» Exercise prompt:
I need the number of lines in the data that include "letters"; reply with that number alone.

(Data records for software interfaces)
+ + + + + + +
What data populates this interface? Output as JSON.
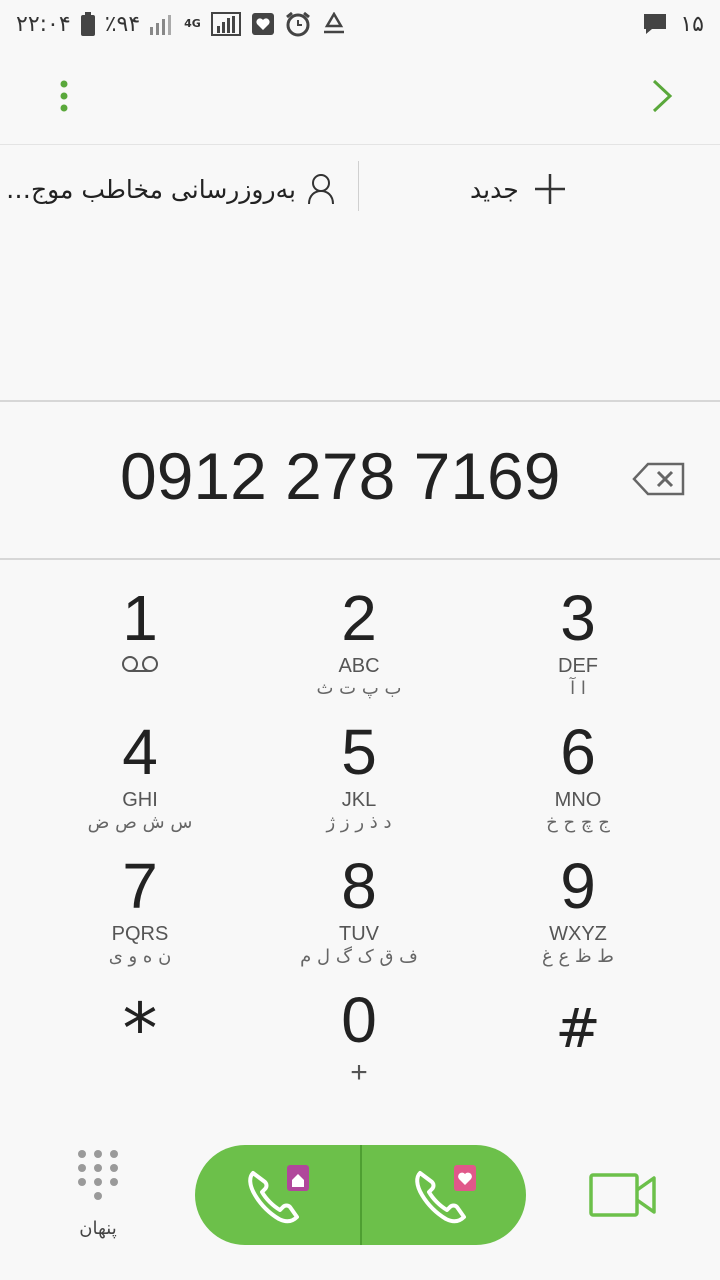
{
  "status_bar": {
    "time": "۲۲:۰۴",
    "battery": "٪۹۴",
    "network": "4G",
    "notification_count": "۱۵"
  },
  "actions": {
    "update_contact_label": "بەروزرسانی مخاطب موج…",
    "new_contact_label": "جدید"
  },
  "dialed_number": "0912 278 7169",
  "keypad": [
    {
      "digit": "1",
      "letters": "",
      "persian": ""
    },
    {
      "digit": "2",
      "letters": "ABC",
      "persian": "ب پ ت ث"
    },
    {
      "digit": "3",
      "letters": "DEF",
      "persian": "ا آ"
    },
    {
      "digit": "4",
      "letters": "GHI",
      "persian": "س ش ص ض"
    },
    {
      "digit": "5",
      "letters": "JKL",
      "persian": "د ذ ر ز ژ"
    },
    {
      "digit": "6",
      "letters": "MNO",
      "persian": "ج چ ح خ"
    },
    {
      "digit": "7",
      "letters": "PQRS",
      "persian": "ن ه و ی"
    },
    {
      "digit": "8",
      "letters": "TUV",
      "persian": "ف ق ک گ ل م"
    },
    {
      "digit": "9",
      "letters": "WXYZ",
      "persian": "ط ظ ع غ"
    },
    {
      "digit": "*",
      "letters": "",
      "persian": ""
    },
    {
      "digit": "0",
      "letters": "+",
      "persian": ""
    },
    {
      "digit": "#",
      "letters": "",
      "persian": ""
    }
  ],
  "bottom": {
    "hide_keypad_label": "پنهان"
  },
  "colors": {
    "accent_green": "#6cc04a",
    "sim1_badge": "#b0479b",
    "sim2_badge": "#e0588a"
  }
}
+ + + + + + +
» Solution to this exercise:
12